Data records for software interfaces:
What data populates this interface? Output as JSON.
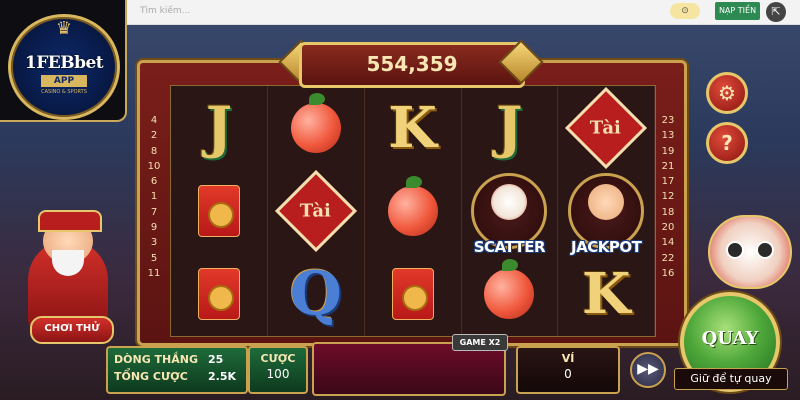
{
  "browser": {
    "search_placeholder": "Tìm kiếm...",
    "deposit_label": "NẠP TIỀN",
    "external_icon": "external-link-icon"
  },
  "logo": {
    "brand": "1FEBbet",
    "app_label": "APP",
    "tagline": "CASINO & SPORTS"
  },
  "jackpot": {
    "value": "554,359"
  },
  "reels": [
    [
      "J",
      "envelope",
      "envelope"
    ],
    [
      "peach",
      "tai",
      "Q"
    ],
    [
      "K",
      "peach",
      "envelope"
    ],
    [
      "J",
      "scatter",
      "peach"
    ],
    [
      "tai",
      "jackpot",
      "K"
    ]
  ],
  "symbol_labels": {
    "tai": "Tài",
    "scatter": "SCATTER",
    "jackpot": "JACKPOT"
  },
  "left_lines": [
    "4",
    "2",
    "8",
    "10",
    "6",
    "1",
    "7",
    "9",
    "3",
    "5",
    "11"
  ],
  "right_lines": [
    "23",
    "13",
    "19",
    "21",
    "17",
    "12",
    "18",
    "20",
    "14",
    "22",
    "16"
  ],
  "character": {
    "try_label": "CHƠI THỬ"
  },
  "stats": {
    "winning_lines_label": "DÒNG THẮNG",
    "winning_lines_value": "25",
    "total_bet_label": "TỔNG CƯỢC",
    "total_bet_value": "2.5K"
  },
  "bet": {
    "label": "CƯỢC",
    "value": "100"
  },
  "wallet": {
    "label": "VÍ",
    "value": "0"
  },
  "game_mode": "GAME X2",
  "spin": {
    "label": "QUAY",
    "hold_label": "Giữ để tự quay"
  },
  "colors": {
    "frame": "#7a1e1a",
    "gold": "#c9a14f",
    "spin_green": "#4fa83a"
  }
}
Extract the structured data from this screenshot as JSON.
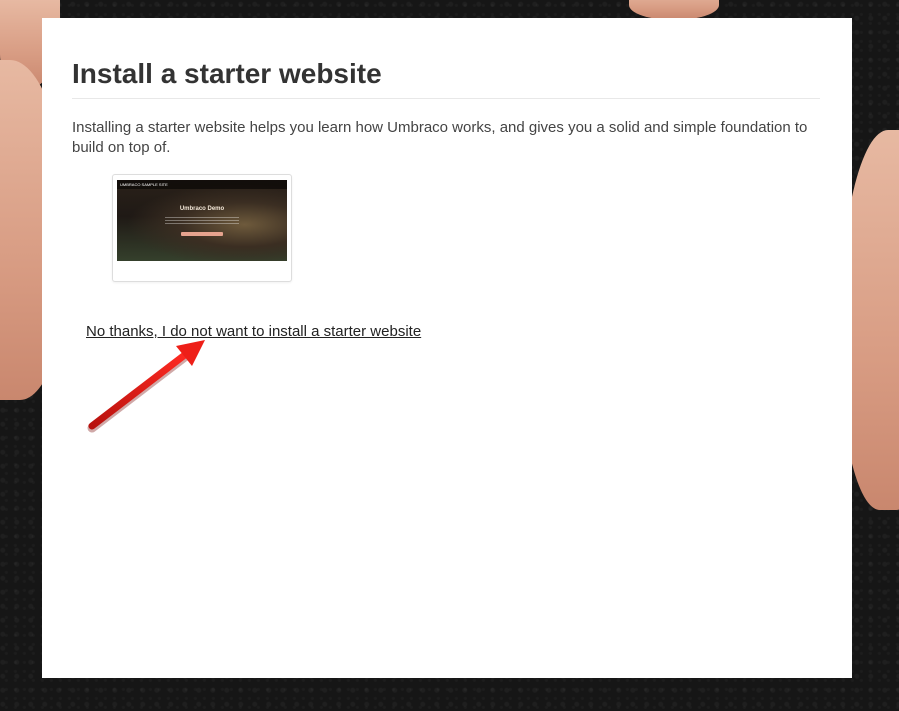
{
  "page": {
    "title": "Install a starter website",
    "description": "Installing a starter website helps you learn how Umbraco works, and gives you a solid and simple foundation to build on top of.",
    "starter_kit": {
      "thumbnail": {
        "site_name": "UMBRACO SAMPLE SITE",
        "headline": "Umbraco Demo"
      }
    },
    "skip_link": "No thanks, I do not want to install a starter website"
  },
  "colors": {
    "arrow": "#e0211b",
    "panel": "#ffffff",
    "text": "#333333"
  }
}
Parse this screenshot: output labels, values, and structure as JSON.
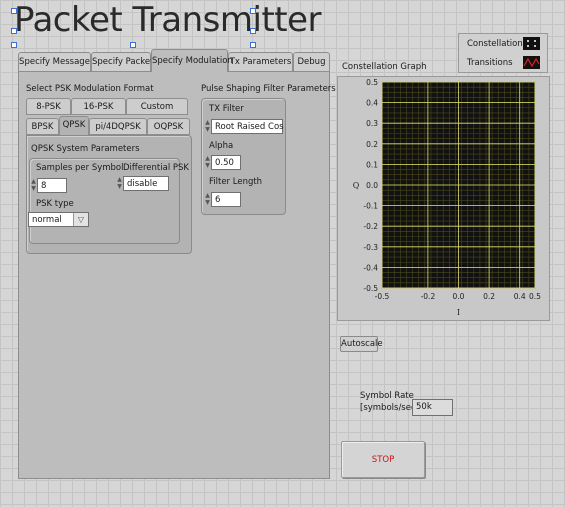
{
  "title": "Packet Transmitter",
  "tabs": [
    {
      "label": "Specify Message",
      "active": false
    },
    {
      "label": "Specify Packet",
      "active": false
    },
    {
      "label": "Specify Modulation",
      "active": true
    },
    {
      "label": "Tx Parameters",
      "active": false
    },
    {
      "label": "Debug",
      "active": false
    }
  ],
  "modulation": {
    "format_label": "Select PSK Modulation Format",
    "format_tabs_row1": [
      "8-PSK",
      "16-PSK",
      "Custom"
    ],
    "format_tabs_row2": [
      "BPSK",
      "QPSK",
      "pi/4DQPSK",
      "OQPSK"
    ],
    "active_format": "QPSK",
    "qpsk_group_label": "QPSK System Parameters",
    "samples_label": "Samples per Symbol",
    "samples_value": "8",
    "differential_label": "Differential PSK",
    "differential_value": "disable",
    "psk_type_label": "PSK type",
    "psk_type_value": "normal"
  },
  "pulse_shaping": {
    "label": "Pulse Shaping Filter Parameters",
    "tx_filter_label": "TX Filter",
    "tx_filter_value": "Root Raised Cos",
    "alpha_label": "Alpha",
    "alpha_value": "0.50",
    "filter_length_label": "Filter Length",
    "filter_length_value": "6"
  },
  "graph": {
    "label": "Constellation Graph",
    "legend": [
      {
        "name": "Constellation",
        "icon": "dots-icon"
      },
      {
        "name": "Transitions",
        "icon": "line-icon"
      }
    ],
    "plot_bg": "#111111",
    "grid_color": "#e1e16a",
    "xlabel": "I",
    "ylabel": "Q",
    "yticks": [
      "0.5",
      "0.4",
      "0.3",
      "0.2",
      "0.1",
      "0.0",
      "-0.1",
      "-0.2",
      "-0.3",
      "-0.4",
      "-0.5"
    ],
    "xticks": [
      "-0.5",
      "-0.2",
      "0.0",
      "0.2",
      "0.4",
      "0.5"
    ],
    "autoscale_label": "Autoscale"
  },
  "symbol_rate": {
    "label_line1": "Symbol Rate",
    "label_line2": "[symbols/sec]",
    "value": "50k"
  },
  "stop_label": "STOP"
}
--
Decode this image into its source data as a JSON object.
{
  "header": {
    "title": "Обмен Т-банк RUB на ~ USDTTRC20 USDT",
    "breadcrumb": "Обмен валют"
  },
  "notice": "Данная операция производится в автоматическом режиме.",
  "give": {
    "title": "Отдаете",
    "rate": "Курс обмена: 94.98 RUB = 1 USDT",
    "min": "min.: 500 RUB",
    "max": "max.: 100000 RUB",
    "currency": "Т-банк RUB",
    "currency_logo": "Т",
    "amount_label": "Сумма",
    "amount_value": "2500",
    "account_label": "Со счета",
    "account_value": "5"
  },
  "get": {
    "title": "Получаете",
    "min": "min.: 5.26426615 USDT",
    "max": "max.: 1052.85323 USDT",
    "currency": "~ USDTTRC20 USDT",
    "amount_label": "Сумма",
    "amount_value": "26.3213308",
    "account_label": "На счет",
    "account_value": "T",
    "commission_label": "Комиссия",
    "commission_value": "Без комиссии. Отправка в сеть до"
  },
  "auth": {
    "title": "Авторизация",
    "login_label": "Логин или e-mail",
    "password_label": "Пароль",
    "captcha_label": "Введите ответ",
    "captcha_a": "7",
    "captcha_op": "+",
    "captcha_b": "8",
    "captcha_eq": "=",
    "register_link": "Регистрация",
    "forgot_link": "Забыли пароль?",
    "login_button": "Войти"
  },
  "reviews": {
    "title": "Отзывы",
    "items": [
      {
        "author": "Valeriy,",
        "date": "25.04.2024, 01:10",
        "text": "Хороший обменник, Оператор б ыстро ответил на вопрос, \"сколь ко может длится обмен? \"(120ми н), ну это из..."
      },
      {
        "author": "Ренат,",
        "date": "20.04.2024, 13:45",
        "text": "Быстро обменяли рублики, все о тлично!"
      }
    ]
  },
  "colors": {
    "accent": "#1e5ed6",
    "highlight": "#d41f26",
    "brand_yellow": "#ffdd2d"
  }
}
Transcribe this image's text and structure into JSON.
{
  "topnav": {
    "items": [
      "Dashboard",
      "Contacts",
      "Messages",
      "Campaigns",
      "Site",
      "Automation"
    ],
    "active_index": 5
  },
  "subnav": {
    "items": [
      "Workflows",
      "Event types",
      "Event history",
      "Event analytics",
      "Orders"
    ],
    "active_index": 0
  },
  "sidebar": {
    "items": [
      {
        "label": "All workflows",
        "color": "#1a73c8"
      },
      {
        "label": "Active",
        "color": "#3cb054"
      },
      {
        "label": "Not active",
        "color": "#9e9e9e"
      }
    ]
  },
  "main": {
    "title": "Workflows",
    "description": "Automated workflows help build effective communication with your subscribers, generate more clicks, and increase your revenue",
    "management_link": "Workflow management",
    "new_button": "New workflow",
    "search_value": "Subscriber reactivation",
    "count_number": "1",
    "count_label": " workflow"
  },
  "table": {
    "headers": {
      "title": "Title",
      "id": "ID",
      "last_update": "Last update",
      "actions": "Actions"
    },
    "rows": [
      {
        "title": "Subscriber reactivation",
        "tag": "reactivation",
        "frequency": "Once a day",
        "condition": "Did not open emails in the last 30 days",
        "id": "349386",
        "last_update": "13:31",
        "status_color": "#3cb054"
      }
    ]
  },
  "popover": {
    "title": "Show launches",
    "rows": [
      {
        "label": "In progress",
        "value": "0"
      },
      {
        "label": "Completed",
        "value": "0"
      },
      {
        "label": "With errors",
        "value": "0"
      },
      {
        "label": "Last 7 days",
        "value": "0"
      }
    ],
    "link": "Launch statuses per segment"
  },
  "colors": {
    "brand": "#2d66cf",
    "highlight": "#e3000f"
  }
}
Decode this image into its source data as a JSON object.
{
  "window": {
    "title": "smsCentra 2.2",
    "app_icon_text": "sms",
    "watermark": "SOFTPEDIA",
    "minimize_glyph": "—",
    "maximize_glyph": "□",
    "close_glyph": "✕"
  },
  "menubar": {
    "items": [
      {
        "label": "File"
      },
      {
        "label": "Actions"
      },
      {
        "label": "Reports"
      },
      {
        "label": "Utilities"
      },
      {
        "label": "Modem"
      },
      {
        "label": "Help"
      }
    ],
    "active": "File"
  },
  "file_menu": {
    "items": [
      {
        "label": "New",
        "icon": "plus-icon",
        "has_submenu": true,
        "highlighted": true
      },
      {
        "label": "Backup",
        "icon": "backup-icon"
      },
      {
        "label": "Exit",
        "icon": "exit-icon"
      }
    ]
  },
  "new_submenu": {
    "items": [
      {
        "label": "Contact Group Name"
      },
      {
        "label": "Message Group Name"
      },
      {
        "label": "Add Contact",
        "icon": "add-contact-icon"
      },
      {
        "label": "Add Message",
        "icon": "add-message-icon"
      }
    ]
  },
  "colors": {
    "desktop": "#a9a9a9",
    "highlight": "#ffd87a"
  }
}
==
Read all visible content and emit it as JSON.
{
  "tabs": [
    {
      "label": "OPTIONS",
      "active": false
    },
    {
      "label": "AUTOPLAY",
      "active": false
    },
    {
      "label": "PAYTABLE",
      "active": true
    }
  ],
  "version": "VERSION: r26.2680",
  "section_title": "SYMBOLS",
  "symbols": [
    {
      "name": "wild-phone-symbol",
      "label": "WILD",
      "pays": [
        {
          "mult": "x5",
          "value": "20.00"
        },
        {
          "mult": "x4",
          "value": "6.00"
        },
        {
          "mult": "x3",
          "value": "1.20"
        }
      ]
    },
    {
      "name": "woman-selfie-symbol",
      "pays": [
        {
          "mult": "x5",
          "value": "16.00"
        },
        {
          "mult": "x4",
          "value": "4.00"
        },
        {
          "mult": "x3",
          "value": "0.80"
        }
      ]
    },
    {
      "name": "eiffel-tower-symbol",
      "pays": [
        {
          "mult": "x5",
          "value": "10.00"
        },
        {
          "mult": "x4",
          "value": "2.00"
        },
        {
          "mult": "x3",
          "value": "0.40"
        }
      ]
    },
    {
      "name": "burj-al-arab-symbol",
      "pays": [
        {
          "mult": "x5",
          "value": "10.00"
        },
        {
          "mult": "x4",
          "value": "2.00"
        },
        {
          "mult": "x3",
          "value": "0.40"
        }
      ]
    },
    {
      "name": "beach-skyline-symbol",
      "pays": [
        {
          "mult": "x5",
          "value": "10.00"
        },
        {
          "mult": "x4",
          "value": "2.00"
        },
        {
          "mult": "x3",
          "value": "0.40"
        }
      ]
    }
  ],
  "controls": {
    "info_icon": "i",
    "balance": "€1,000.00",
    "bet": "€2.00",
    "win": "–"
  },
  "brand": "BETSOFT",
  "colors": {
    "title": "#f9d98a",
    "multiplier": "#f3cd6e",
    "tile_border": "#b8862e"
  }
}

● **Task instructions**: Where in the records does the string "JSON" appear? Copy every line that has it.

● **Solution to this task**:
What data populates this interface? Output as JSON.
Extract the structured data from this screenshot as JSON.
Parse this screenshot: output labels, values, and structure as JSON.
Decode this image into its source data as a JSON object.
Transcribe this image's text and structure into JSON.
Decode this image into its source data as a JSON object.
Read all visible content and emit it as JSON.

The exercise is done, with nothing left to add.